The name of the new drug is "XIGRIS" -- your friend's family/advocate/designated bitch needs to force the docs to use this if they balk. It may be your friend's last chance. See story below:
New drug a potent weapon against severe blood infections Bill Bascom had some flu symptoms in March that kept getting worse -- so bad, in fact, that the San Jose resident went to the emergency department at Good Samaritan Hospital. He was quickly diagnosed with sepsis, a severe bacterial infection of the bloodstream.
Until recently that would have been a major problem because there wasn't any direct treatment available for the syndrome. But thanks to a new drug called Xigris that hit the market this past November, Mr. Bascom was quickly treated in the intensive care unit and started to feel better the next day.
"I'm in good shape, I take care of myself, exercise, eat right and I don't smoke. I think that helped too," says the 40-year-old San Jose resident.
"The bug he got was strong, and his system just couldn't keep up," says Dr. Msalam Sara, a pulmonologist at Good Samaritan Hospital who treated Mr. Bascom. "This drug helped break the cascade of the toxins."
Sepsis is widespread but remains unknown to most people. Sepsis is the 11th leading cause of death in the country. It kills about 225,000 Americans a year, more than stroke, breast cancer and lung cancer combined. Every year, the syndrome affects about 750,000 Americans at an estimated cost of $17 billion.
Dr. Sara says Xigris is one tool among many to help physicians fight this illness, but quick diagnosis is necessary to get the drug to the patient soon as possible.
Sepsis can begin with an infection from something as simple as a cut or something as severe as meningitis. That triggers the release of substances called immune modulators, which affect the lining of the blood vessels. That causes blood vessels to become inflamed and activate the body's blood clotting system.
Blood clots can then sometimes form within vital organs, causing them to shut down from blocked blood flow and lack of oxygen. As the damage spreads, more organs fail, which could result in death.
An estimated 30 percent of people with sepsis die, despite treatment with intravenous antibiotics and supportive care like oxygen and kidney dialysis.
In clinical trails, Xigris reduced mortality rates by 50 percent. People who have received the drug also needed less alternative treatments such as dialysis and oxygen, says Dr. Alan Chausow, pulmonary physician at El Camino Hospital in Mountain View.

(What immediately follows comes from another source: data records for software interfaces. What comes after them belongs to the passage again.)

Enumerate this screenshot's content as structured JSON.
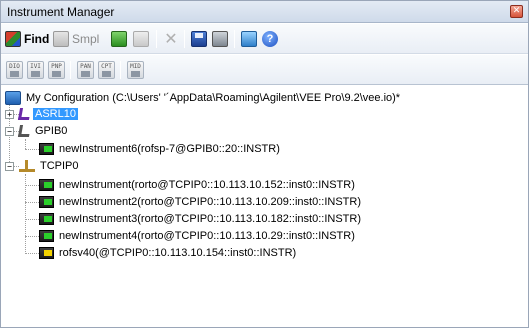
{
  "window": {
    "title": "Instrument Manager"
  },
  "toolbar": {
    "find_label": "Find",
    "smpl_label": "Smpl"
  },
  "toolbar2": {
    "buttons": [
      "DIO",
      "IVI",
      "PNP",
      "PAN",
      "CPT",
      "MID"
    ]
  },
  "tree": {
    "root_label": "My Configuration (C:\\Users'                    '´AppData\\Roaming\\Agilent\\VEE Pro\\9.2\\vee.io)*",
    "asrl_label": "ASRL10",
    "gpib_label": "GPIB0",
    "gpib_instruments": [
      "newInstrument6(rofsp-7@GPIB0::20::INSTR)"
    ],
    "tcpip_label": "TCPIP0",
    "tcpip_instruments": [
      "newInstrument(rorto@TCPIP0::10.113.10.152::inst0::INSTR)",
      "newInstrument2(rorto@TCPIP0::10.113.10.209::inst0::INSTR)",
      "newInstrument3(rorto@TCPIP0::10.113.10.182::inst0::INSTR)",
      "newInstrument4(rorto@TCPIP0::10.113.10.29::inst0::INSTR)",
      "rofsv40(@TCPIP0::10.113.10.154::inst0::INSTR)"
    ]
  },
  "colors": {
    "selection": "#3399ff",
    "title_bar": "#d8e2ee"
  }
}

Xigris isn't a cure-all for every bad blood infection. It was approved by the federal Food and Drug Administration for the treatment of adult patients with severe sepsis who have an especially high risk of death, as measured by a scoring system based on their general health and the severity of their illness.
Dr. Chausow started using Xigris soon after it was approved.
"It's an exciting drug," Dr. Chausow says. "The data supporting this drug is excellent."
Several other drugs have been used in clinical trails over the years, but none have worked, Dr. Chausow says. Sixteen companies tried to find a treatment for sepsis over the years and failed. It took Indianapolis-based Eli Lilly and Co. 20 years to develop Xigris, says Dan Collins, a spokesman for the company.
After the first 10 failures, researchers began to doubt they might ever find a effective treatment. Most of the companies focused on treating the inflammation or coagulation that results from sepsis. Xigris goes a step further and treats both inflammation and coagulation to bring them in balance and interrupt the cascade effect in the blood, says Mr. Collins.
The new treatment is a genetically engineered version of a human protein, Activated Protein C, which interferes with some of the body's harmful responses to severe infection, including the formation of blood clots, according to the FDA.
Because Activated Protein C interferes with blood clotting, the most serious side effect in the patient is excess bleeding, which occurred in 2.4 percent of the patients in clinical trials.
As a result, the drug should not be used on patients who have active internal bleeding, or who are more likely to bleed because of certain medical conditions including recent strokes, recent head or spinal surgery or severe head trauma, according to the FDA.
Dr. Chausow says physicians at El Camino Hospital have established a protocol for patients who receive the drug because of such side effects.
"People think this is a miracle drug, but it's not. But it does give us extra mileage with treating this disease," says Dr. Sara.
By Troy May
Susan Guberman-Garcia, Attorney at Law. Phone: 510-792-2639
Fax/Voicemail:: 510-405-2016 Email: firstname.lastname@example.org